“Despite considerable accomplishments under the first Hydromet project, the Russian Government recognized that one, relatively modest project could not possibly address the entire gamut of shortcomings resulting of two decades of disinvestments,” said Adriana J. Damianova, World Bank Lead Environmental Specialist and Team Leader for the Project. “In Russia, according to the most conservative estimates priority investment needs in the meteorological and hydrological observations infrastructure amount to more than US$0.5 billion.”

The project will be financed by a Specific Investment Loan implemented on IBRD terms of a final maturity of 18 years including a grace period of 5 years, with project implementation over a five-year period.  Russia joined the World Bank (IBRD-member and IDA-donor country) in 1992. Today, IBRD is committed to finance 10 investment projects in Russia for the total amount of US$646 million.

Given Russia’s size and strong financial position, engagement with the World Bank Group has been selective and strategic. Over the last 20 years, the Bank has worked with Russia on maintaining prudent macroeconomic policies, making public administration more efficient, restructuring the health sector and educating children starting from kindergarten age.  IFC’s strategy in Russia is to support private sector development and encourage economic growth.

For more about World Bank projects in Russia, visit http://www.worldbank.org/en/country/russia

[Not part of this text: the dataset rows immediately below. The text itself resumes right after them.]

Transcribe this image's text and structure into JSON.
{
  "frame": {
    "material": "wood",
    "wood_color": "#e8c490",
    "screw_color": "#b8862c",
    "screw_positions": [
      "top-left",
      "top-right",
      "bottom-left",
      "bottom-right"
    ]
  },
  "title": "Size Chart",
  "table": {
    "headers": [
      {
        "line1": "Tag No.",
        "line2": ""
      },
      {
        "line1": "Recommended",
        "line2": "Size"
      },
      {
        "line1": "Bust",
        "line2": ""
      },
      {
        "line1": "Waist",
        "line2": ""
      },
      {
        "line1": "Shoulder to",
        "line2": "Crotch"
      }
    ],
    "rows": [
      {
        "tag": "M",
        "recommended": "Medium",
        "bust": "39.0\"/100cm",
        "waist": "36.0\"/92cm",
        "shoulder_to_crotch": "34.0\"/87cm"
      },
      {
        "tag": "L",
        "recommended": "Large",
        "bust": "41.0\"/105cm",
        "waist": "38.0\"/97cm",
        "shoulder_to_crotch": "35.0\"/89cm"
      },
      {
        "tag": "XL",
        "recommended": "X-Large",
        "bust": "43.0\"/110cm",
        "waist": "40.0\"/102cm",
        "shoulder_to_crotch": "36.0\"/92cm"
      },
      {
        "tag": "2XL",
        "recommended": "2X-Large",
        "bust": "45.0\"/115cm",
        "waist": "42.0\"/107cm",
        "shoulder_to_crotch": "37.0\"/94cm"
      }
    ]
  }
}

The World Bank Group is one of the world’s largest sources of funding and knowledge for developing countries. Since 1947, the World Bank has provided financing for more than 11,000 projects in over 100 countries.  For more information, please visit www.worldbank.org. To learn more about World Bank projects, visit http://web.worldbank.org/WBSITE/EXTERNAL/PROJECTS/0,,contentMDK:21790401~menuPK:5119395~pagePK:41367~piPK:51533~theSitePK:40941,00.html

Source: The World Bank